**WHAT YOU SHOULD DO:**
Working from the listing below, set down every line exactly.

———

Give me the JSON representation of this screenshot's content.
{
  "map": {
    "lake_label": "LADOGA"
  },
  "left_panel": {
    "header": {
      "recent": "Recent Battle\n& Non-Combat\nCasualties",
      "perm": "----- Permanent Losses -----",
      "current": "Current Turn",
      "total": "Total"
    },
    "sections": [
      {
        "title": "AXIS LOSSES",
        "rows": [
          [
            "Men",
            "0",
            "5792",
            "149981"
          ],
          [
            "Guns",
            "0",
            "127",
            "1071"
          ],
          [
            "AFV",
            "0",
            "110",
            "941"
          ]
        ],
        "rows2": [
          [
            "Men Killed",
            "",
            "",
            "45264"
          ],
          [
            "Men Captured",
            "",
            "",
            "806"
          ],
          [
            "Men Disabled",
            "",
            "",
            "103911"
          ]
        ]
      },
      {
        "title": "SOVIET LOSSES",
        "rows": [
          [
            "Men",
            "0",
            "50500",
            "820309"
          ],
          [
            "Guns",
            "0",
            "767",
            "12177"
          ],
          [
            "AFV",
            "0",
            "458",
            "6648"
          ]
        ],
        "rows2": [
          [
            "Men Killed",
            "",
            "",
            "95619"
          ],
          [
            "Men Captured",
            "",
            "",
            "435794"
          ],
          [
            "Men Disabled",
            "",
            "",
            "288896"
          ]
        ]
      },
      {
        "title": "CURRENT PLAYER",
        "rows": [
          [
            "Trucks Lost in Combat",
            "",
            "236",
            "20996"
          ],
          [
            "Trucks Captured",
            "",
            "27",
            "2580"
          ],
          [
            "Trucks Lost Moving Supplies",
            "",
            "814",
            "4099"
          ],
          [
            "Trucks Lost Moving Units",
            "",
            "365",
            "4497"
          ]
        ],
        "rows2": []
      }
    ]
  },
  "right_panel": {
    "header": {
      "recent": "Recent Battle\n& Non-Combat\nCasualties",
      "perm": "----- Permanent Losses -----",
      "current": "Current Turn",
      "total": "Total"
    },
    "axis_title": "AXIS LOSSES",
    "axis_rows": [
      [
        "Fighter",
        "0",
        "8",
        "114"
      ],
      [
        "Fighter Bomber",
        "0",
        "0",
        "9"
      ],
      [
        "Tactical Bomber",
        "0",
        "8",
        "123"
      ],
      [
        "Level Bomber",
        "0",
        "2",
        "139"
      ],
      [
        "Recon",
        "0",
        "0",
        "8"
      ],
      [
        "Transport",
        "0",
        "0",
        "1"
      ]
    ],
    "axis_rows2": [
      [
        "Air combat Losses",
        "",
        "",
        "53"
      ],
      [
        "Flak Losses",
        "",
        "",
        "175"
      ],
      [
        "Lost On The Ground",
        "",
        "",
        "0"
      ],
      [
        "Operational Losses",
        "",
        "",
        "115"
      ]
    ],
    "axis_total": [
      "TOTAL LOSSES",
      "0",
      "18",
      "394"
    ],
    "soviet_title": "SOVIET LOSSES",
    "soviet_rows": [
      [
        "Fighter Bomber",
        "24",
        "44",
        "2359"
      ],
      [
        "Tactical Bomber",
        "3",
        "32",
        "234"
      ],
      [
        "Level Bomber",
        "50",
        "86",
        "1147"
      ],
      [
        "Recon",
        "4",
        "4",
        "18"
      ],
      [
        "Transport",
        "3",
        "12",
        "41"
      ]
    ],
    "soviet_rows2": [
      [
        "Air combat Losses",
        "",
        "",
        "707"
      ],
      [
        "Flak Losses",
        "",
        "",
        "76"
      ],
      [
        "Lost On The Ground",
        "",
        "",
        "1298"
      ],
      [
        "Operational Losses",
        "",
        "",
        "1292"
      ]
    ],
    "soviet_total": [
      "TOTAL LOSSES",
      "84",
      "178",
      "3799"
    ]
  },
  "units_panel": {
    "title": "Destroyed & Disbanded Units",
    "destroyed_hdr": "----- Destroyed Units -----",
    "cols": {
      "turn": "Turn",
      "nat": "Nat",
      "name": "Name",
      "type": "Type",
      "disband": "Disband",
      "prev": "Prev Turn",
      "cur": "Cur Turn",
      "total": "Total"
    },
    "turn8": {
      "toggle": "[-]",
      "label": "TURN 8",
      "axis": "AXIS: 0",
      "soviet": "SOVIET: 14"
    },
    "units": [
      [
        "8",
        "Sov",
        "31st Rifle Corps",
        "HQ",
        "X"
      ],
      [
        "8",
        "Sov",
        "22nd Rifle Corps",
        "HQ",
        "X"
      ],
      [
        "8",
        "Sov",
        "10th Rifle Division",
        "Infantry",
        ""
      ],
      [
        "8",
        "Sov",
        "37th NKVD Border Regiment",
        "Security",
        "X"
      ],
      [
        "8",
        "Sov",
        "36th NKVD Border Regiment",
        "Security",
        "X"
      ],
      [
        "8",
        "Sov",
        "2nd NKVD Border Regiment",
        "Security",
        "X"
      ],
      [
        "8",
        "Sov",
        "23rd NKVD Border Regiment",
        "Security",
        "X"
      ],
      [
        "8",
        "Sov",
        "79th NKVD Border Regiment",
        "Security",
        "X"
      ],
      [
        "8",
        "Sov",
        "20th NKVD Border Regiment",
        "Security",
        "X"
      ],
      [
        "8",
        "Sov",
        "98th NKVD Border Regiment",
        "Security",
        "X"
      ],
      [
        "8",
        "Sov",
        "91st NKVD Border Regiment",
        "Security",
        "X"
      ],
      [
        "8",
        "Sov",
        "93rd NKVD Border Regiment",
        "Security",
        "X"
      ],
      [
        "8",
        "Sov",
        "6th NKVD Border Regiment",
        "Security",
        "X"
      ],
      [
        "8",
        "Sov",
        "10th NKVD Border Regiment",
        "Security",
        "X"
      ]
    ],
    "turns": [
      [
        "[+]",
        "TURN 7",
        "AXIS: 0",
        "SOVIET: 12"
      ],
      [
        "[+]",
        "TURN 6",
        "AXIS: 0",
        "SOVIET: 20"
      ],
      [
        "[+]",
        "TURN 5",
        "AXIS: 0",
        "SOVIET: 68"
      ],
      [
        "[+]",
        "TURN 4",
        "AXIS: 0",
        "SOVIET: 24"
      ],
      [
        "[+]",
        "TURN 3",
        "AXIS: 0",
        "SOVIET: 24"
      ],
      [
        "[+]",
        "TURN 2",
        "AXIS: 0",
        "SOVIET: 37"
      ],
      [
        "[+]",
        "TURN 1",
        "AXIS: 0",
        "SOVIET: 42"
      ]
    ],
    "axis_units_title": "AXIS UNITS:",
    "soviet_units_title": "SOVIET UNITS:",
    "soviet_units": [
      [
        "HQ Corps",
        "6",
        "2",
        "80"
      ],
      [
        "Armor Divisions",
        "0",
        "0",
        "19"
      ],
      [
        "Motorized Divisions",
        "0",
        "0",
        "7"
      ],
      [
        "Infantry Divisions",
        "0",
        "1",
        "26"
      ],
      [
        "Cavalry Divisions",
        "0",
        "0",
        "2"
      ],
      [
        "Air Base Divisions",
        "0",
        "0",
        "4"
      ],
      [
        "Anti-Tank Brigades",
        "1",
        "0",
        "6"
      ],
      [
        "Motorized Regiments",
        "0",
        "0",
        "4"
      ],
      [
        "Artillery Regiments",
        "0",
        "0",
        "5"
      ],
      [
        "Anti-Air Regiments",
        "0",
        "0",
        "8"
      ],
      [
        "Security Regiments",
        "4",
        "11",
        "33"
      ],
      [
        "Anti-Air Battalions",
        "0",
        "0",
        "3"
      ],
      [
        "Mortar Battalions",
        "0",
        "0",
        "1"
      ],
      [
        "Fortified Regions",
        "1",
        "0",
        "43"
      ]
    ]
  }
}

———

**SOLUTION TO THIS TASK:**
Give me the JSON representation of this screenshot's content.
{
  "map": {
    "lake_label": "LADOGA"
  },
  "left_panel": {
    "header": {
      "recent": "Recent Battle\n& Non-Combat\nCasualties",
      "perm": "----- Permanent Losses -----",
      "current": "Current Turn",
      "total": "Total"
    },
    "sections": [
      {
        "title": "AXIS LOSSES",
        "rows": [
          [
            "Men",
            "0",
            "5792",
            "149981"
          ],
          [
            "Guns",
            "0",
            "127",
            "1071"
          ],
          [
            "AFV",
            "0",
            "110",
            "941"
          ]
        ],
        "rows2": [
          [
            "Men Killed",
            "",
            "",
            "45264"
          ],
          [
            "Men Captured",
            "",
            "",
            "806"
          ],
          [
            "Men Disabled",
            "",
            "",
            "103911"
          ]
        ]
      },
      {
        "title": "SOVIET LOSSES",
        "rows": [
          [
            "Men",
            "0",
            "50500",
            "820309"
          ],
          [
            "Guns",
            "0",
            "767",
            "12177"
          ],
          [
            "AFV",
            "0",
            "458",
            "6648"
          ]
        ],
        "rows2": [
          [
            "Men Killed",
            "",
            "",
            "95619"
          ],
          [
            "Men Captured",
            "",
            "",
            "435794"
          ],
          [
            "Men Disabled",
            "",
            "",
            "288896"
          ]
        ]
      },
      {
        "title": "CURRENT PLAYER",
        "rows": [
          [
            "Trucks Lost in Combat",
            "",
            "236",
            "20996"
          ],
          [
            "Trucks Captured",
            "",
            "27",
            "2580"
          ],
          [
            "Trucks Lost Moving Supplies",
            "",
            "814",
            "4099"
          ],
          [
            "Trucks Lost Moving Units",
            "",
            "365",
            "4497"
          ]
        ],
        "rows2": []
      }
    ]
  },
  "right_panel": {
    "header": {
      "recent": "Recent Battle\n& Non-Combat\nCasualties",
      "perm": "----- Permanent Losses -----",
      "current": "Current Turn",
      "total": "Total"
    },
    "axis_title": "AXIS LOSSES",
    "axis_rows": [
      [
        "Fighter",
        "0",
        "8",
        "114"
      ],
      [
        "Fighter Bomber",
        "0",
        "0",
        "9"
      ],
      [
        "Tactical Bomber",
        "0",
        "8",
        "123"
      ],
      [
        "Level Bomber",
        "0",
        "2",
        "139"
      ],
      [
        "Recon",
        "0",
        "0",
        "8"
      ],
      [
        "Transport",
        "0",
        "0",
        "1"
      ]
    ],
    "axis_rows2": [
      [
        "Air combat Losses",
        "",
        "",
        "53"
      ],
      [
        "Flak Losses",
        "",
        "",
        "175"
      ],
      [
        "Lost On The Ground",
        "",
        "",
        "0"
      ],
      [
        "Operational Losses",
        "",
        "",
        "115"
      ]
    ],
    "axis_total": [
      "TOTAL LOSSES",
      "0",
      "18",
      "394"
    ],
    "soviet_title": "SOVIET LOSSES",
    "soviet_rows": [
      [
        "Fighter Bomber",
        "24",
        "44",
        "2359"
      ],
      [
        "Tactical Bomber",
        "3",
        "32",
        "234"
      ],
      [
        "Level Bomber",
        "50",
        "86",
        "1147"
      ],
      [
        "Recon",
        "4",
        "4",
        "18"
      ],
      [
        "Transport",
        "3",
        "12",
        "41"
      ]
    ],
    "soviet_rows2": [
      [
        "Air combat Losses",
        "",
        "",
        "707"
      ],
      [
        "Flak Losses",
        "",
        "",
        "76"
      ],
      [
        "Lost On The Ground",
        "",
        "",
        "1298"
      ],
      [
        "Operational Losses",
        "",
        "",
        "1292"
      ]
    ],
    "soviet_total": [
      "TOTAL LOSSES",
      "84",
      "178",
      "3799"
    ]
  },
  "units_panel": {
    "title": "Destroyed & Disbanded Units",
    "destroyed_hdr": "----- Destroyed Units -----",
    "cols": {
      "turn": "Turn",
      "nat": "Nat",
      "name": "Name",
      "type": "Type",
      "disband": "Disband",
      "prev": "Prev Turn",
      "cur": "Cur Turn",
      "total": "Total"
    },
    "turn8": {
      "toggle": "[-]",
      "label": "TURN 8",
      "axis": "AXIS: 0",
      "soviet": "SOVIET: 14"
    },
    "units": [
      [
        "8",
        "Sov",
        "31st Rifle Corps",
        "HQ",
        "X"
      ],
      [
        "8",
        "Sov",
        "22nd Rifle Corps",
        "HQ",
        "X"
      ],
      [
        "8",
        "Sov",
        "10th Rifle Division",
        "Infantry",
        ""
      ],
      [
        "8",
        "Sov",
        "37th NKVD Border Regiment",
        "Security",
        "X"
      ],
      [
        "8",
        "Sov",
        "36th NKVD Border Regiment",
        "Security",
        "X"
      ],
      [
        "8",
        "Sov",
        "2nd NKVD Border Regiment",
        "Security",
        "X"
      ],
      [
        "8",
        "Sov",
        "23rd NKVD Border Regiment",
        "Security",
        "X"
      ],
      [
        "8",
        "Sov",
        "79th NKVD Border Regiment",
        "Security",
        "X"
      ],
      [
        "8",
        "Sov",
        "20th NKVD Border Regiment",
        "Security",
        "X"
      ],
      [
        "8",
        "Sov",
        "98th NKVD Border Regiment",
        "Security",
        "X"
      ],
      [
        "8",
        "Sov",
        "91st NKVD Border Regiment",
        "Security",
        "X"
      ],
      [
        "8",
        "Sov",
        "93rd NKVD Border Regiment",
        "Security",
        "X"
      ],
      [
        "8",
        "Sov",
        "6th NKVD Border Regiment",
        "Security",
        "X"
      ],
      [
        "8",
        "Sov",
        "10th NKVD Border Regiment",
        "Security",
        "X"
      ]
    ],
    "turns": [
      [
        "[+]",
        "TURN 7",
        "AXIS: 0",
        "SOVIET: 12"
      ],
      [
        "[+]",
        "TURN 6",
        "AXIS: 0",
        "SOVIET: 20"
      ],
      [
        "[+]",
        "TURN 5",
        "AXIS: 0",
        "SOVIET: 68"
      ],
      [
        "[+]",
        "TURN 4",
        "AXIS: 0",
        "SOVIET: 24"
      ],
      [
        "[+]",
        "TURN 3",
        "AXIS: 0",
        "SOVIET: 24"
      ],
      [
        "[+]",
        "TURN 2",
        "AXIS: 0",
        "SOVIET: 37"
      ],
      [
        "[+]",
        "TURN 1",
        "AXIS: 0",
        "SOVIET: 42"
      ]
    ],
    "axis_units_title": "AXIS UNITS:",
    "soviet_units_title": "SOVIET UNITS:",
    "soviet_units": [
      [
        "HQ Corps",
        "6",
        "2",
        "80"
      ],
      [
        "Armor Divisions",
        "0",
        "0",
        "19"
      ],
      [
        "Motorized Divisions",
        "0",
        "0",
        "7"
      ],
      [
        "Infantry Divisions",
        "0",
        "1",
        "26"
      ],
      [
        "Cavalry Divisions",
        "0",
        "0",
        "2"
      ],
      [
        "Air Base Divisions",
        "0",
        "0",
        "4"
      ],
      [
        "Anti-Tank Brigades",
        "1",
        "0",
        "6"
      ],
      [
        "Motorized Regiments",
        "0",
        "0",
        "4"
      ],
      [
        "Artillery Regiments",
        "0",
        "0",
        "5"
      ],
      [
        "Anti-Air Regiments",
        "0",
        "0",
        "8"
      ],
      [
        "Security Regiments",
        "4",
        "11",
        "33"
      ],
      [
        "Anti-Air Battalions",
        "0",
        "0",
        "3"
      ],
      [
        "Mortar Battalions",
        "0",
        "0",
        "1"
      ],
      [
        "Fortified Regions",
        "1",
        "0",
        "43"
      ]
    ]
  }
}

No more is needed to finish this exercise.